Data to process section start

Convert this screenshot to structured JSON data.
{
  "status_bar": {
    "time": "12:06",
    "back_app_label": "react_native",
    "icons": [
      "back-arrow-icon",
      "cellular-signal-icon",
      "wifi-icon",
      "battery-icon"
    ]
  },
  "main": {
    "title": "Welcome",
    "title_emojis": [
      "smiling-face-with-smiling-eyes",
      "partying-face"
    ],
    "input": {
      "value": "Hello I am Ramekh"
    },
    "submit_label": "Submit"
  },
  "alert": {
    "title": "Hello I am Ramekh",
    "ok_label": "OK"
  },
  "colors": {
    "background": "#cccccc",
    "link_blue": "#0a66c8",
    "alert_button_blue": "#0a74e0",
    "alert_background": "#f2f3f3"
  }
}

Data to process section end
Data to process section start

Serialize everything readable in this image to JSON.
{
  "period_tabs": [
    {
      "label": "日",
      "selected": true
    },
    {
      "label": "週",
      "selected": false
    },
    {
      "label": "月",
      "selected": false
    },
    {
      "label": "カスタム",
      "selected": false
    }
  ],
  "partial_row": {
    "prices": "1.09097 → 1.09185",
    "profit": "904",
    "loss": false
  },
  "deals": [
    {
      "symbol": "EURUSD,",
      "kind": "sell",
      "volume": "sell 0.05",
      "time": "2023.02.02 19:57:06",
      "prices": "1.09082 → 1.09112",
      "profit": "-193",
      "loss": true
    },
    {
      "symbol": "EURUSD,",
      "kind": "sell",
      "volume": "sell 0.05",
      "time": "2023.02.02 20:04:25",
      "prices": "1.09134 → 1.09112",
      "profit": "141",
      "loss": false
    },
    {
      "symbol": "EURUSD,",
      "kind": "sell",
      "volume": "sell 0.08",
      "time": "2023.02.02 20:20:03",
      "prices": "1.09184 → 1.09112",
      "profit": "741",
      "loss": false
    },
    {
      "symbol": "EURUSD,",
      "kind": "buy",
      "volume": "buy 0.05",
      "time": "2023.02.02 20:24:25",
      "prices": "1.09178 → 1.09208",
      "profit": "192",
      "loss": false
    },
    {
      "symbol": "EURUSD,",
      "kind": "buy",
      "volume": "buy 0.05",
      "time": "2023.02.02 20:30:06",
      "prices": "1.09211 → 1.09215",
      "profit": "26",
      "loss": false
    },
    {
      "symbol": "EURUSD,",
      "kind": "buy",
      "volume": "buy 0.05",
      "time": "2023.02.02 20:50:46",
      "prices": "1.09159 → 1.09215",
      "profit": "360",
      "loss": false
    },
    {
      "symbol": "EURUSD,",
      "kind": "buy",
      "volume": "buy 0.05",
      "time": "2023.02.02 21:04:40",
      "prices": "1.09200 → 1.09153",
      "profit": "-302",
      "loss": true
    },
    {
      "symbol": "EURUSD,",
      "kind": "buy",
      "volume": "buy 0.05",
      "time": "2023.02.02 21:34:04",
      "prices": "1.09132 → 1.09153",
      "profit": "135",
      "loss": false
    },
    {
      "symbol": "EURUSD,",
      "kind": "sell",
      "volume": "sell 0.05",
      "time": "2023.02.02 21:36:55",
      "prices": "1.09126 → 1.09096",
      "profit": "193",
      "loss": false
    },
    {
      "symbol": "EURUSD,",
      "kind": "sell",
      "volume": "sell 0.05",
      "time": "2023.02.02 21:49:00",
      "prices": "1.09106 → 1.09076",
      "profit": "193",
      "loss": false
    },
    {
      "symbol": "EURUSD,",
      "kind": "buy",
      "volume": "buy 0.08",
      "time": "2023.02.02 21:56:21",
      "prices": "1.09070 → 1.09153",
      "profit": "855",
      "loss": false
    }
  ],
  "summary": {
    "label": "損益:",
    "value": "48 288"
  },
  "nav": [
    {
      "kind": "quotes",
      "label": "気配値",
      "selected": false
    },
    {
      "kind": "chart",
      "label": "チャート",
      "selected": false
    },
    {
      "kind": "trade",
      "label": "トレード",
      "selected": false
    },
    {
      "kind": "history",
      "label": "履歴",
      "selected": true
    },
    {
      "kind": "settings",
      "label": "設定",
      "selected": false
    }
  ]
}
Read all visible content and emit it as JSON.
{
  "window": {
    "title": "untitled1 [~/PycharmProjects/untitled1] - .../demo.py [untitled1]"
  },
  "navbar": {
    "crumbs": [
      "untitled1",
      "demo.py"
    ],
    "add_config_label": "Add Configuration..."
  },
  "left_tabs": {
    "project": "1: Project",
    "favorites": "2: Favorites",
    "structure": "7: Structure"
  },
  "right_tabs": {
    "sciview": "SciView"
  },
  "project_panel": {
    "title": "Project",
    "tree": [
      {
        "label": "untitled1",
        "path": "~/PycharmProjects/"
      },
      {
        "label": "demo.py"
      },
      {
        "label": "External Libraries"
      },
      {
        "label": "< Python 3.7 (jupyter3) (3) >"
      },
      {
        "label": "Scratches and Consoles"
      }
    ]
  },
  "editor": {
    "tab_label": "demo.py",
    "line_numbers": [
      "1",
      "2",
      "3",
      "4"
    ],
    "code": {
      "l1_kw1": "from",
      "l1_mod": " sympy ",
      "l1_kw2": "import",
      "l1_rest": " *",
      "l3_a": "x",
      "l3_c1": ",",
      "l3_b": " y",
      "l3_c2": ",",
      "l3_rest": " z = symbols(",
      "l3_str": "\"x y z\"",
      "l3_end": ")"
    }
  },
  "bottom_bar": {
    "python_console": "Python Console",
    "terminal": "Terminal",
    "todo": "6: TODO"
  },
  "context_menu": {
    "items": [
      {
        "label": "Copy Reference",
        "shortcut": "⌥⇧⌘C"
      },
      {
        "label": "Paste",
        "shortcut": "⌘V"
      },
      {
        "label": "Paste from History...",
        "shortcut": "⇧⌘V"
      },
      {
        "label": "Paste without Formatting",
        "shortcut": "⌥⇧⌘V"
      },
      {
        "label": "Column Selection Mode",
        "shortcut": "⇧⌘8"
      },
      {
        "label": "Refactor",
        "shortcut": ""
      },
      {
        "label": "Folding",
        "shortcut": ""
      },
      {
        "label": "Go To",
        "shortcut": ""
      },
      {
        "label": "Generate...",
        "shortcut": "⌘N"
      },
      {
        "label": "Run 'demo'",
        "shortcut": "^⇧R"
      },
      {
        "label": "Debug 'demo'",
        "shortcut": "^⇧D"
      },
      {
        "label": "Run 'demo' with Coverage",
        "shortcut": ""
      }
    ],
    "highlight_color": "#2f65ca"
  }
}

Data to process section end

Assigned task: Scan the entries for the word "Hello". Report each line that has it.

Answer to this exercise:
      "value": "Hello I am Ramekh"
    "title": "Hello I am Ramekh",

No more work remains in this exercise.